Synopses & Reviews
Today, we live in a world where we are less exposed to violence than at any other time in history. However, we also know that violence can come knocking on our door at any moment. Preparing for this possibility means more than physical safety; it means being clear with ourselves about the ethics of violence. Can violence be justified? When should we fight? How should we fight? And in situations when things have gone badly, may we kill? These questions are not only for politicians, soldiers, and police officers, but are also important considerations for civilians whose lives do not normally intersect with violence. Whether advocating for government policies, marching in the streets, or defending ourselves and loved ones, a coherent moral framework is essential to good decision-making. May I Kill? examines the efficacy of different approaches to non-violence and Just War Theory.

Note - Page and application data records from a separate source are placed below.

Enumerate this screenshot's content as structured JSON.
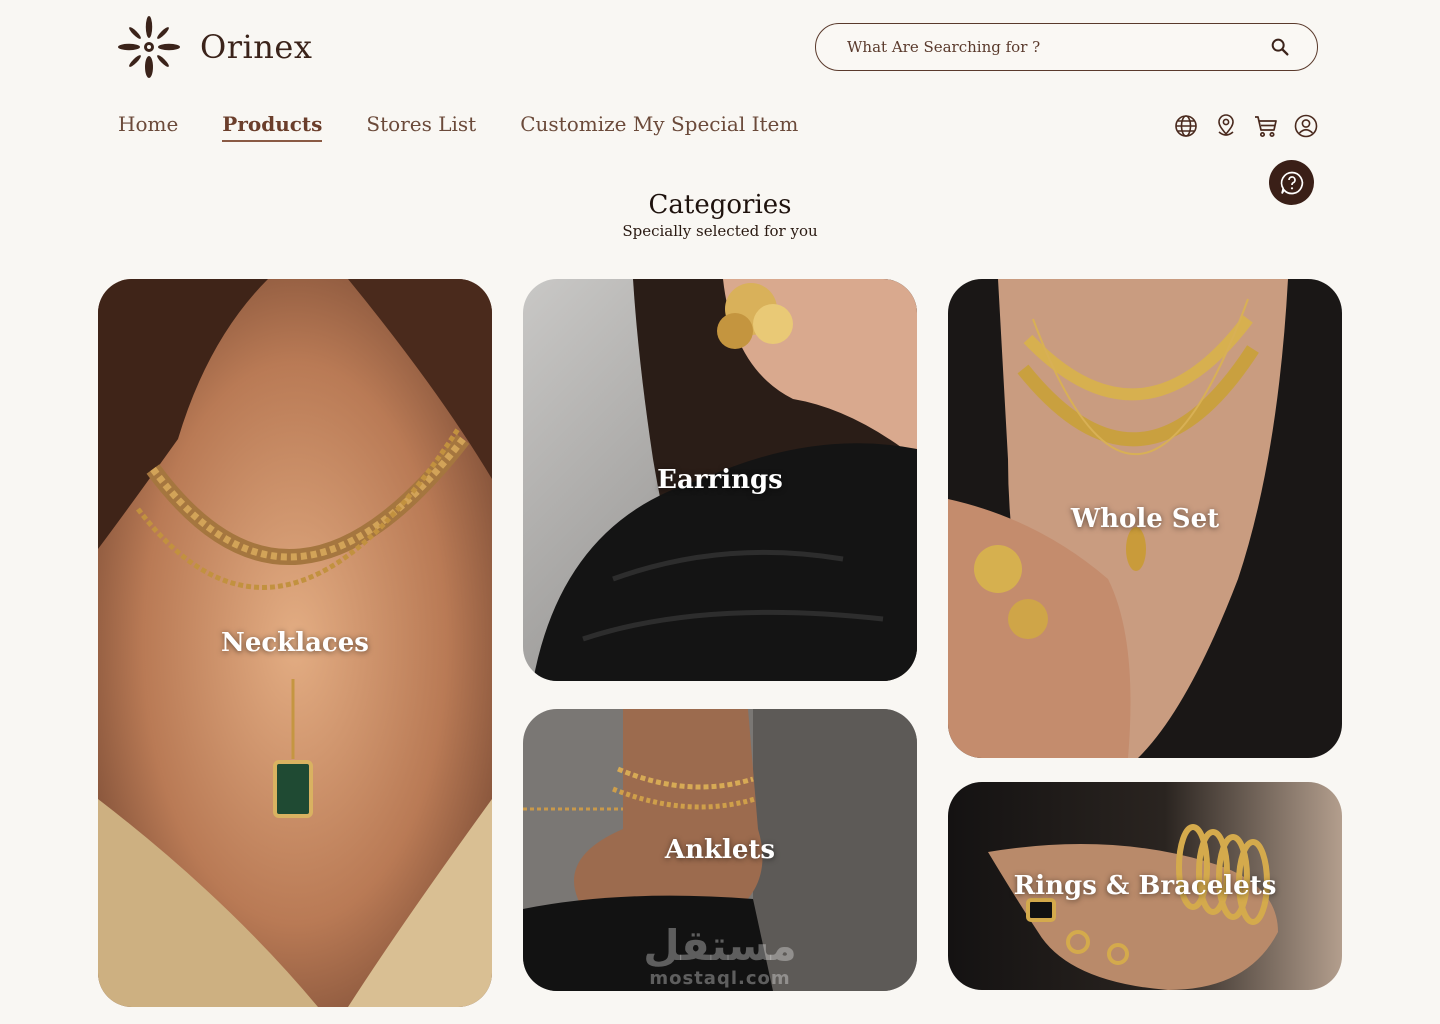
{
  "brand": {
    "name": "Orinex"
  },
  "search": {
    "placeholder": "What Are Searching for ?"
  },
  "nav": {
    "items": [
      {
        "label": "Home"
      },
      {
        "label": "Products",
        "active": true
      },
      {
        "label": "Stores List"
      },
      {
        "label": "Customize My Special Item"
      }
    ]
  },
  "header_icons": [
    "globe-icon",
    "location-pin-icon",
    "cart-icon",
    "user-icon"
  ],
  "help": {
    "icon": "question-chat-icon"
  },
  "categories": {
    "title": "Categories",
    "subtitle": "Specially selected for you",
    "items": [
      {
        "label": "Necklaces"
      },
      {
        "label": "Earrings"
      },
      {
        "label": "Anklets"
      },
      {
        "label": "Whole Set"
      },
      {
        "label": "Rings & Bracelets"
      }
    ]
  },
  "watermark": {
    "arabic": "مستقل",
    "latin": "mostaql.com"
  },
  "colors": {
    "background": "#f9f7f3",
    "brand_dark": "#3a1f17",
    "nav_text": "#6b4a3a",
    "active_underline": "#8a5a44"
  }
}
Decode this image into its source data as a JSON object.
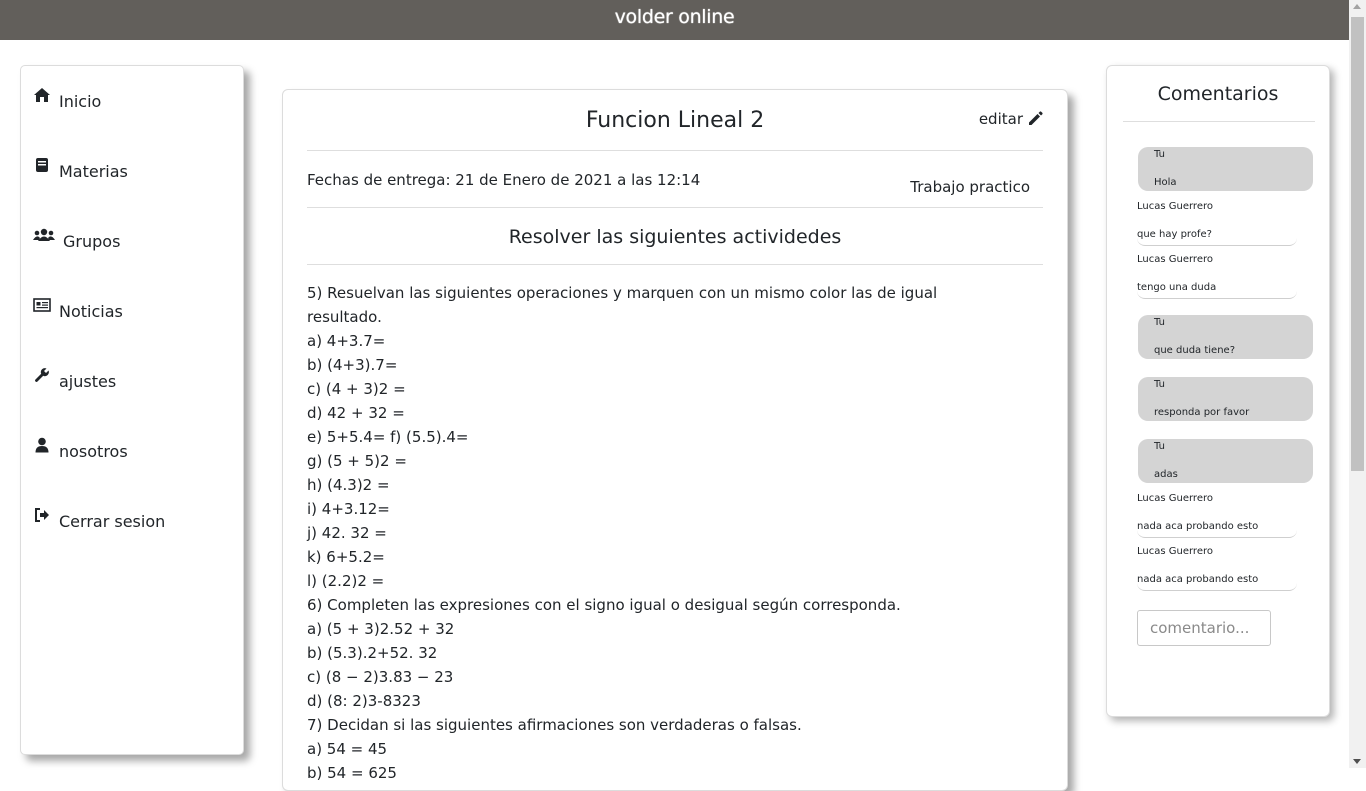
{
  "header": {
    "brand": "volder online"
  },
  "sidebar": {
    "items": [
      {
        "label": "Inicio",
        "icon": "home-icon"
      },
      {
        "label": "Materias",
        "icon": "book-icon"
      },
      {
        "label": "Grupos",
        "icon": "users-icon"
      },
      {
        "label": "Noticias",
        "icon": "newspaper-icon"
      },
      {
        "label": "ajustes",
        "icon": "wrench-icon"
      },
      {
        "label": "nosotros",
        "icon": "user-icon"
      },
      {
        "label": "Cerrar sesion",
        "icon": "sign-out-icon"
      }
    ]
  },
  "assignment": {
    "title": "Funcion Lineal 2",
    "edit_label": "editar",
    "dates": "Fechas de entrega: 21 de Enero de 2021 a las 12:14",
    "type": "Trabajo practico",
    "subtitle": "Resolver las siguientes actividedes",
    "lines": [
      "5) Resuelvan las siguientes operaciones y marquen con un mismo color las de igual",
      "resultado.",
      "a) 4+3.7=",
      "b) (4+3).7=",
      "c) (4 + 3)2 =",
      "d) 42 + 32 =",
      "e) 5+5.4= f) (5.5).4=",
      "g) (5 + 5)2 =",
      "h) (4.3)2 =",
      "i) 4+3.12=",
      "j) 42. 32 =",
      "k) 6+5.2=",
      "l) (2.2)2 =",
      "6) Completen las expresiones con el signo igual o desigual según corresponda.",
      "a) (5 + 3)2.52 + 32",
      "b) (5.3).2+52. 32",
      "c) (8 − 2)3.83 − 23",
      "d) (8: 2)3-8323",
      "7) Decidan si las siguientes afirmaciones son verdaderas o falsas.",
      "a) 54 = 45",
      "b) 54 = 625"
    ]
  },
  "comments": {
    "title": "Comentarios",
    "input_placeholder": "comentario...",
    "messages": [
      {
        "author": "Tu",
        "text": "Hola",
        "mine": true
      },
      {
        "author": "Lucas Guerrero",
        "text": "que hay profe?",
        "mine": false
      },
      {
        "author": "Lucas Guerrero",
        "text": "tengo una duda",
        "mine": false
      },
      {
        "author": "Tu",
        "text": "que duda tiene?",
        "mine": true
      },
      {
        "author": "Tu",
        "text": "responda por favor",
        "mine": true
      },
      {
        "author": "Tu",
        "text": "adas",
        "mine": true
      },
      {
        "author": "Lucas Guerrero",
        "text": "nada aca probando esto",
        "mine": false
      },
      {
        "author": "Lucas Guerrero",
        "text": "nada aca probando esto",
        "mine": false
      }
    ]
  },
  "colors": {
    "header_bg": "#625f5b",
    "bubble_bg": "#d4d4d4",
    "text": "#212529"
  }
}
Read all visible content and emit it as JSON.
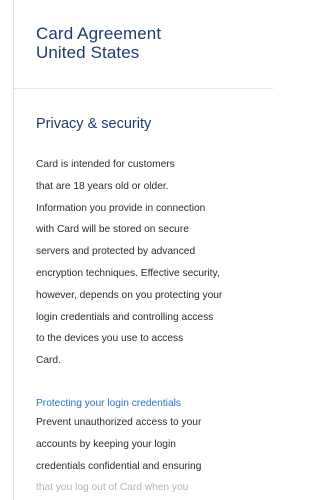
{
  "header": {
    "line1": "Card Agreement",
    "line2": "United States"
  },
  "privacy": {
    "heading": "Privacy & security",
    "paragraph_lines": [
      "Card is intended for customers",
      "that are 18 years old or older.",
      "Information you provide in connection",
      "with Card will be stored on secure",
      "servers and protected by advanced",
      "encryption techniques. Effective security,",
      "however, depends on you protecting your",
      "login credentials and controlling access",
      "to the devices you use to access",
      "Card."
    ]
  },
  "protecting": {
    "link": "Protecting your login credentials",
    "paragraph_lines": [
      "Prevent unauthorized access to your",
      "accounts by keeping your login",
      "credentials confidential and ensuring",
      "that you log out of Card when you"
    ]
  },
  "colors": {
    "heading": "#1f3b6e",
    "body": "#2b2b2b",
    "link": "#2d72c8"
  }
}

By scrutinizing these ethical theories, the reader is encouraged to critically examine occasions for the use of force from a moral perspective, whether nations at war or violent encounters in our own neighborhoods. We may then determine how best to develop ourselves--body, mind, and spirit--to respond effectively and make the world a safer place. ""May I Kill? provides a fascinating and highly relevant introduction to the ethics of violence. Drawing upon the history of warfare and his own personal experiences, Mann guides the reader through virtues and vices associated with Western pacifism, Eastern non-violence, and Just War Theory. While not all readers will share his conclusions, Mann's treatment of these controversial subjects is critical, fair, and thought-provoking. . . . This excellent book is insightful for everyone "" --Jennifer Beste, Professor of Theology, College of Saint Benedict in St. Joseph, Minnesota ""In a world of confusion, obfuscation, word misusage, and concept muddling, Jeffrey K. Mann brings clarity to the world of self-defense, violence, and war. You think you have a grasp on the topic, and you may . . . but your view will be richer, and firmly practical after you read May I Kill? Absolutely brilliant "" --Kris Wilder, Human Performance Coach, Best Selling Author, United States Martial Arts Hall of Fame member ""In an accessible, folksy style, Dr. Mann has provided a scholarly examination of the ethics of violence. He creatively uses Just War Theory and his experience as a martial artist to explore interpersonal conflict. College students should read the book: it contains lots of ideas for what to do if a fight is imminent, as well as many tools for wrestling with moral dilemmas."" --Jim Higginbotham, Associate Professor of Pastoral Care, Earlham School of Religion Jeffrey K. Mann is Associate Professor of Religious Studies at Susquehanna University, where he teaches world religions, church history, and ethics. He is the author of Shall We Sin? (2003) and When Buddhists Attack (2012). He also holds a 4th degree blackbelt in Okinawan karate.